Before you get started you need to first come up with a plan for what you want your business card to look like. When working with cooperatives and associations, it is important that you ask the opinion of the people you are making the card for because even if they are unable to create the card themselves, they will feel that they have had input into the final results. In my case, the women initiated this business card project after they went to their first Marche Maroc in Fes. Many of the other artisan groups at the craft fair had business cards and they enjoyed going around collecting them from the other groups. These business cards widely varied in terms of quality and style. Some looked like a professional business cards, some were in color, and some were just small slips of paper printed with a photo copier. The ladies of Al-Falah could pick out the nicer ones right away and decided that they needed a good looking business card.

We talked about what they wanted the business card to include and it became clear that they didn't really understand what the purpose of a business card should be. They wanted a LOT of information on the card. In addition to the name of their cooperative, name of the town and contact information, they wanted to include a description of what they do. The issue with this is that this particular cooperative doesn't focus on just one type of thing like weaving or woodcarving, and to include a list of everything that they do would make the card cluttered and hard to read. They also wanted many photos on the card of the different types of products that they make. At this point I needed to explain the difference between a business card and a brochure. I also explained that people are going to realize immediately what they do because the business cards would be available at craft fairs where their products would be on display. With this new knowledge they decided to go with a more simplified version and only include the most pertinent information.

Since Jon had already gone through this process several months before with his cooperative, and since the two cooperatives work in the same Artisana, I thought it would be nice if the cards retained a similar look and feel. Below is the business card that Jon created.

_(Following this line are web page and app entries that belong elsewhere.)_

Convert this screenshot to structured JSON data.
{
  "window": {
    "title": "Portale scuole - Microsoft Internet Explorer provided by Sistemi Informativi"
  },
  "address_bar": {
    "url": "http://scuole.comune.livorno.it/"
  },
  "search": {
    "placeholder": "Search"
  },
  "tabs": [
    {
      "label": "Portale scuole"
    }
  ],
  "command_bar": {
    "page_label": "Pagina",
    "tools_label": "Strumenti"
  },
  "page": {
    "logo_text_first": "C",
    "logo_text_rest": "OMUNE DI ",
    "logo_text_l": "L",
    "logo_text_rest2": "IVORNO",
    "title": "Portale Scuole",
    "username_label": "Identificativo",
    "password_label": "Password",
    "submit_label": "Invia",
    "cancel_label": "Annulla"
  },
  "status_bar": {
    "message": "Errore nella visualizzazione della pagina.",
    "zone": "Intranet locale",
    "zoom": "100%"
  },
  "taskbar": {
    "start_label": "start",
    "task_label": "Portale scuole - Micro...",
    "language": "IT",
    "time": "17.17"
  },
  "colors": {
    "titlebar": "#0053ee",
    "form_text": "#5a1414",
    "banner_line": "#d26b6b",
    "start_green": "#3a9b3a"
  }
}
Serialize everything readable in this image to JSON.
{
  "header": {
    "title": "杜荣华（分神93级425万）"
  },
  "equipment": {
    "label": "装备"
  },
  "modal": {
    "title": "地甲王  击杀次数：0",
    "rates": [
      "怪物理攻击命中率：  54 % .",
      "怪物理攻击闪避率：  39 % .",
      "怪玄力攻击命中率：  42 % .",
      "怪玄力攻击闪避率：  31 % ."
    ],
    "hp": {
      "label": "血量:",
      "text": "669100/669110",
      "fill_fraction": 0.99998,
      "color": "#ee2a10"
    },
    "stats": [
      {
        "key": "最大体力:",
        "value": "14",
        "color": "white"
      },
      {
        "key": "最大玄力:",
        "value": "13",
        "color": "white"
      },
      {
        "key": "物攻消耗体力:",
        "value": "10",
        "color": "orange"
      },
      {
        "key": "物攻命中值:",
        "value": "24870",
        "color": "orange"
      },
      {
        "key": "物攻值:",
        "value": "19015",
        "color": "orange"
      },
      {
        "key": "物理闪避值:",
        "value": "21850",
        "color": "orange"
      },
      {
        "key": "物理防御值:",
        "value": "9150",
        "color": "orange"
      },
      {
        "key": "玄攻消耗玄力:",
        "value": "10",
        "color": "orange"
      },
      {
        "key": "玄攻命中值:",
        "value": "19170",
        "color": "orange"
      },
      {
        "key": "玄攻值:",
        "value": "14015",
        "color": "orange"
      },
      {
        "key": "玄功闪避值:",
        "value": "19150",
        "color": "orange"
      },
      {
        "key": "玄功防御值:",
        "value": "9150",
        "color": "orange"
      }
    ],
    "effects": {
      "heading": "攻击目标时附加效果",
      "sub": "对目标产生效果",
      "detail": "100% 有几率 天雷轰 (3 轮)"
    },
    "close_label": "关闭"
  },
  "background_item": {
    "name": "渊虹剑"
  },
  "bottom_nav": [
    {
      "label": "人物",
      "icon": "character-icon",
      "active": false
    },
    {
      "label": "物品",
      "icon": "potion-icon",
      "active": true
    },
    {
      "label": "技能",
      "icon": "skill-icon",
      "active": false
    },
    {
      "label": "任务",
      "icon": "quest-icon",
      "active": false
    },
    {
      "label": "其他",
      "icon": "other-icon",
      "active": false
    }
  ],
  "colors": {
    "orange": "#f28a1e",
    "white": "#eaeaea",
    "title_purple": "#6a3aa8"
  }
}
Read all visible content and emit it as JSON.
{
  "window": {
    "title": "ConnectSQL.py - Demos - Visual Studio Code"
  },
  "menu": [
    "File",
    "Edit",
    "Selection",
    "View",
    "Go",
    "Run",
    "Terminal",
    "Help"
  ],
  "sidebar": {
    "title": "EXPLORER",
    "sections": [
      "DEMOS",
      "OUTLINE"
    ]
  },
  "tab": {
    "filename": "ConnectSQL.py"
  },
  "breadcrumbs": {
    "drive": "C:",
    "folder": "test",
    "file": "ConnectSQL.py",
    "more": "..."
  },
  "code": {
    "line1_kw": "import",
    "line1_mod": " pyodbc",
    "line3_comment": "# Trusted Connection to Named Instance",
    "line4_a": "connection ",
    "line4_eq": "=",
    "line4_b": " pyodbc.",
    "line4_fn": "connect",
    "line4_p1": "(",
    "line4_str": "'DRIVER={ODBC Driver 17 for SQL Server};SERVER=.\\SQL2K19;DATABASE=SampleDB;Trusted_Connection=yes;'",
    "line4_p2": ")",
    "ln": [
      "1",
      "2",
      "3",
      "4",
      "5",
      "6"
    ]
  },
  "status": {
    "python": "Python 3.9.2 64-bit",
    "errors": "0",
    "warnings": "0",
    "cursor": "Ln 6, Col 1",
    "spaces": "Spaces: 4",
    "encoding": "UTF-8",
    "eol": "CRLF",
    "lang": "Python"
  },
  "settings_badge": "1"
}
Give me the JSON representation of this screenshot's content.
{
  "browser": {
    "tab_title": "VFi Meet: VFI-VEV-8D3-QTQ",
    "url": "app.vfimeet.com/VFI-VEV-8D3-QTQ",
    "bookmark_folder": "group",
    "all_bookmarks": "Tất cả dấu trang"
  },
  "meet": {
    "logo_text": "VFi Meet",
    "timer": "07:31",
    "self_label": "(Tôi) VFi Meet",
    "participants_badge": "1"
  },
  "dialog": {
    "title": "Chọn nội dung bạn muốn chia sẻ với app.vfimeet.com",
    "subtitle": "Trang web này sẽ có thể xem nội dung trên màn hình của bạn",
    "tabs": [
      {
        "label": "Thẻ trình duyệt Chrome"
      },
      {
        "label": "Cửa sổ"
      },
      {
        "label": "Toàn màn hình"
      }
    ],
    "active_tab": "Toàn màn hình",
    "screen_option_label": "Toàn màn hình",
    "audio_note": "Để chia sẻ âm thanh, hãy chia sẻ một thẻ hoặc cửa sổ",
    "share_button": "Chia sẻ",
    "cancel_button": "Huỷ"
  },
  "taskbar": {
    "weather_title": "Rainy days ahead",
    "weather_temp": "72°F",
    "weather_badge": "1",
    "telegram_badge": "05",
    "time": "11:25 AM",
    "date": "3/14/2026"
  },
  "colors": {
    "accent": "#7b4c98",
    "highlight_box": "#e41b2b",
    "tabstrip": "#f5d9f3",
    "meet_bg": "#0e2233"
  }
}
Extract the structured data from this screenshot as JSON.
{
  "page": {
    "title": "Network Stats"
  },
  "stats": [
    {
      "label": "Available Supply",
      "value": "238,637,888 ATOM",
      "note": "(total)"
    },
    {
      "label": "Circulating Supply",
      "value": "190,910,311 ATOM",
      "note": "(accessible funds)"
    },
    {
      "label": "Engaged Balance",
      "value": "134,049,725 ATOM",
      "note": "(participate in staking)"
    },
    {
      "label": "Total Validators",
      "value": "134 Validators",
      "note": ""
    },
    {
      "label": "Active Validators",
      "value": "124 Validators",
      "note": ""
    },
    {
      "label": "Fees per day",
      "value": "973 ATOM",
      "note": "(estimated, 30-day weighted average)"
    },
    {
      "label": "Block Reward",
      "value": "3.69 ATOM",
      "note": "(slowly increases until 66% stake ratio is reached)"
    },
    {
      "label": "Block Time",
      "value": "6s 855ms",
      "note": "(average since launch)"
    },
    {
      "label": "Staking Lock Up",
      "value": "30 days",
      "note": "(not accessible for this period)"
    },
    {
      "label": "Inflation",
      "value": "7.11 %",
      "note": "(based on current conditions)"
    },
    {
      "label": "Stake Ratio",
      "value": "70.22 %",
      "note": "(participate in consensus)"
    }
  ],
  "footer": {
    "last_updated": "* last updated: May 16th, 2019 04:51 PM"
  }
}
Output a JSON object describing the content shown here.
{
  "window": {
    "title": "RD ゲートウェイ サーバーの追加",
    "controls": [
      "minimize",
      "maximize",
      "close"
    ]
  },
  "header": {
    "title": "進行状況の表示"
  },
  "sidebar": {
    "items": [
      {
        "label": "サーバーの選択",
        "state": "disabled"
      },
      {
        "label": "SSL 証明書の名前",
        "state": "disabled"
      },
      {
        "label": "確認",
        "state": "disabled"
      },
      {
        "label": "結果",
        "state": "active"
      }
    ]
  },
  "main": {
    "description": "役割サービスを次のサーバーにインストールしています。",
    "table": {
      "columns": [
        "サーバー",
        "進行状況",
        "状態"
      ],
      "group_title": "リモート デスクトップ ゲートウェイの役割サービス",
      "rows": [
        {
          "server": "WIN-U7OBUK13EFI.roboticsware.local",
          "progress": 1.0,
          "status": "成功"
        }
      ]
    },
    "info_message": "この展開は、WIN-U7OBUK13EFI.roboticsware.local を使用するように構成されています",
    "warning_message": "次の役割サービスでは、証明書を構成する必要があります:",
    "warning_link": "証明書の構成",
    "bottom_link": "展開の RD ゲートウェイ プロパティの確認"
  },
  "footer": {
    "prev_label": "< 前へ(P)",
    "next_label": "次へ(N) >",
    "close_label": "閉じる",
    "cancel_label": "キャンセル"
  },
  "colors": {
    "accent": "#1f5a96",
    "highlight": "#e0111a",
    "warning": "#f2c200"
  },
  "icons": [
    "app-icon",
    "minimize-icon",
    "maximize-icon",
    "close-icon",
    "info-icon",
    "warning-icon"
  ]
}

I used this business card a template for the one I would make. I liked the idea of having the photo also serve as the background for the text and I used the same fonts. For the women's card I had the idea of doing a very close up detailed shot for the image so as to emphasis the detailed nature of their work. I also wanted there marketing materials to look cohesive. Before making the cards I suggested that they make themselves a table banner for upcoming fairs. The image on the business card is actually a close up of the border of this banner.

After taking many photos of embroidery I was ready to create the card. I measured an actual business card to get the dimensions then plugged in those numbers to create the size of the Illustrator file. I then imported, shrunk, and positioned the photo. Next I wrote the text on top of the photo using the type tool. That was about it.

To print the cards I went to a place that prints photos. The end result is that they essentially have business card-sized photos with their co-op name and info printed on them. The cost was 1/2 DH per card. Not supper cheap but half the cost as what we paid for our Peace Corps business cards. Below is the finished product complete with a crochet display stand!